● TASK OBJECTIVE: Here are some records; copy every line that holds the word "wireless".

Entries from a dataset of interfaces
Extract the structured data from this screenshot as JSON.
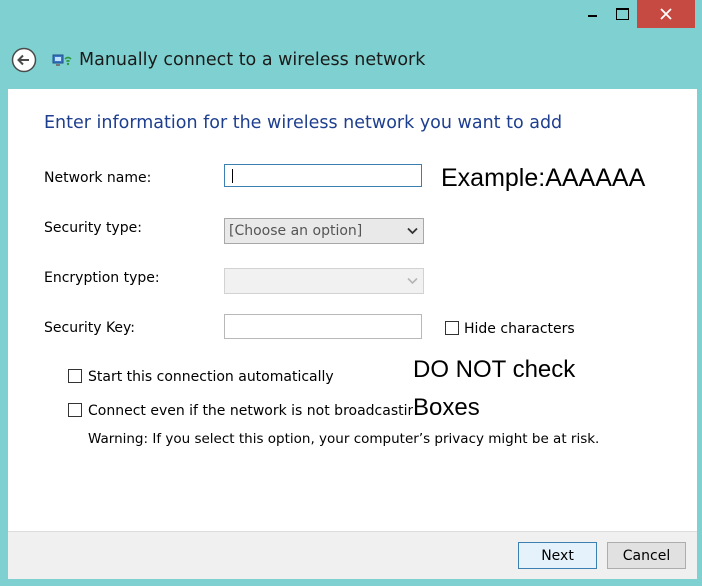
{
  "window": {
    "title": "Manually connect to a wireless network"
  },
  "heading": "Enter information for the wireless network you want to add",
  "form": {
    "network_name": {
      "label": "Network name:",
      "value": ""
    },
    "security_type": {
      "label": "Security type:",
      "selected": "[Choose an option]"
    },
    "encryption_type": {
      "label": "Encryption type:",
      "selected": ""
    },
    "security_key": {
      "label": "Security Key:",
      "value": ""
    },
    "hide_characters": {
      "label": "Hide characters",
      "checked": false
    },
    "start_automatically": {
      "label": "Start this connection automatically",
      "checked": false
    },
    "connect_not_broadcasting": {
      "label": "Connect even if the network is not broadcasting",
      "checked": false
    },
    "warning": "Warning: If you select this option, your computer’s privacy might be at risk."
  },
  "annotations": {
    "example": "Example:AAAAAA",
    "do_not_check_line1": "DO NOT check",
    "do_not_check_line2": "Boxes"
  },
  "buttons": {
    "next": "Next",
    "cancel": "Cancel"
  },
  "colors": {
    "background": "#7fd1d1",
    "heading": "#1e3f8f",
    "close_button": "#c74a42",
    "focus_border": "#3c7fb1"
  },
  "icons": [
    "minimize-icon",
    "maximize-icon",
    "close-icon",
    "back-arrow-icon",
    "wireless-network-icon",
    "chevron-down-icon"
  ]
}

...

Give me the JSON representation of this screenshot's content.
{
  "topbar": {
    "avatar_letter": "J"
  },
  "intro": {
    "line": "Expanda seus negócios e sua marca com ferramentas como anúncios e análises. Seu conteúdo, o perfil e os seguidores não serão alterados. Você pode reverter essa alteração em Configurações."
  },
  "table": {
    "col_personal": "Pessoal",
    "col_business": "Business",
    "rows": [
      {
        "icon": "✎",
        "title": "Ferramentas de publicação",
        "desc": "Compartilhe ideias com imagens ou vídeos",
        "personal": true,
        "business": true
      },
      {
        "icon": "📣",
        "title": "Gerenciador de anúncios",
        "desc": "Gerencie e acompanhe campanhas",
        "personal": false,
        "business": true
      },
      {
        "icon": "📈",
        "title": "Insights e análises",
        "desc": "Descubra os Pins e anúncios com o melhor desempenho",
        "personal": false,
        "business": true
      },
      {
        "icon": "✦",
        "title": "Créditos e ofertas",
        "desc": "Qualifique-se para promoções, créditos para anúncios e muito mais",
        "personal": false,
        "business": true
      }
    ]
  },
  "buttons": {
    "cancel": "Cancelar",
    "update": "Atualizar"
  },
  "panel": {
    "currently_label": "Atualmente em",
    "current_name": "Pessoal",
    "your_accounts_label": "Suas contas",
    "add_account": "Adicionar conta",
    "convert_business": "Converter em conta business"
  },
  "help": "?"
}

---

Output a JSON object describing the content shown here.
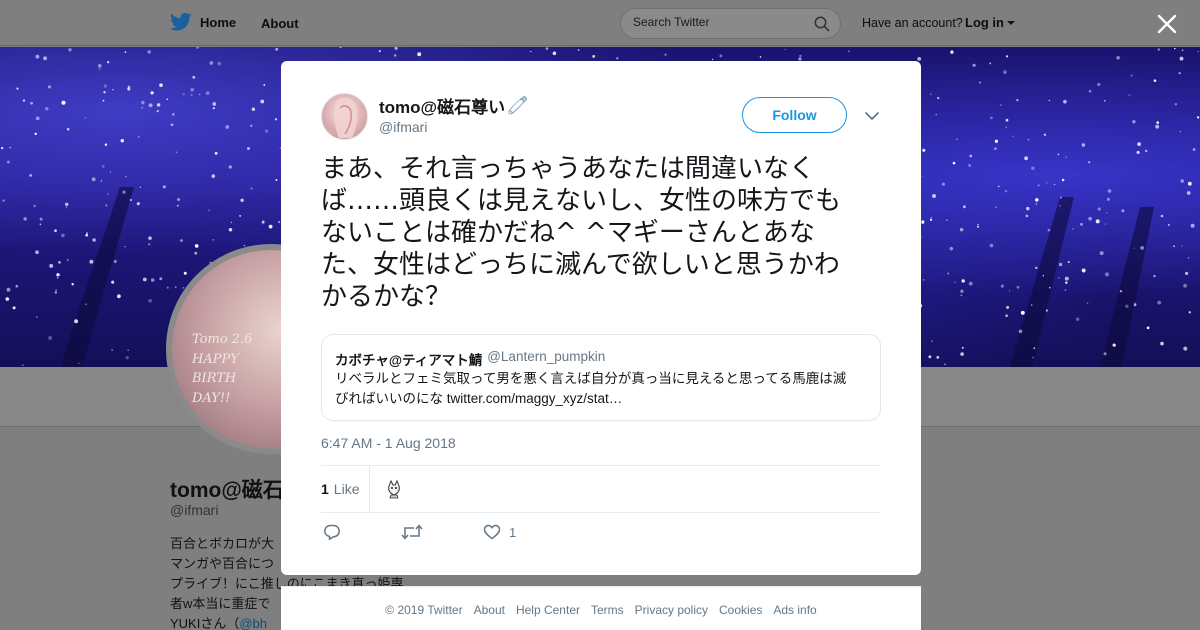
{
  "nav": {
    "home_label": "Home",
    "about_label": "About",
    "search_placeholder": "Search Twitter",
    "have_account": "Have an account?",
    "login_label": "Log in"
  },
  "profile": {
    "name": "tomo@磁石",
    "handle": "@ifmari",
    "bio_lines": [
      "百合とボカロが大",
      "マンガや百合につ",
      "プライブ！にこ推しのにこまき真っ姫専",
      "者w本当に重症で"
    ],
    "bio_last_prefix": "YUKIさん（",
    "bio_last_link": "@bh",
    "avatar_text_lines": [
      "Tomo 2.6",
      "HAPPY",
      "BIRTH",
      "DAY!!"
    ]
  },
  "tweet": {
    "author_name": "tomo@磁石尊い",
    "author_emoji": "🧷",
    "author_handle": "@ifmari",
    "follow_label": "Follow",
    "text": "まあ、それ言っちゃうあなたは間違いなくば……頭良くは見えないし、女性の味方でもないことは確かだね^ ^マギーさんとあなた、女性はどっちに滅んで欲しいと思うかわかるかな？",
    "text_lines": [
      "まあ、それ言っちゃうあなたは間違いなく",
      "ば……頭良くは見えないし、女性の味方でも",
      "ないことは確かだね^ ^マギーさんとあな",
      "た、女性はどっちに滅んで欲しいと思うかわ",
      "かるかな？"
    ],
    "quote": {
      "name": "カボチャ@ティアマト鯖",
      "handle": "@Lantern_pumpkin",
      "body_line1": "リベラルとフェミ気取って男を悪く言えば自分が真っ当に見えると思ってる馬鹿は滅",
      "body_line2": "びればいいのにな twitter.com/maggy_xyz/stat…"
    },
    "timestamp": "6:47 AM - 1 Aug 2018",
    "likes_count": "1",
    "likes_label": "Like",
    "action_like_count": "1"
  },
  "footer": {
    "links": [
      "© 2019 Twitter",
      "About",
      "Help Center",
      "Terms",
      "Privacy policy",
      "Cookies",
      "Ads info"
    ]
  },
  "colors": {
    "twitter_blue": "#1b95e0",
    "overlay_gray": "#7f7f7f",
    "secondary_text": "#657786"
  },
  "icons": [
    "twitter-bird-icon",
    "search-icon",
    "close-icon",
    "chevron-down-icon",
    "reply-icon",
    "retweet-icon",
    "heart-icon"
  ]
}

● EXERCISE RESULT:
    "title": "Manually connect to a wireless network"
  "heading": "Enter information for the wireless network you want to add",
    "wireless-network-icon",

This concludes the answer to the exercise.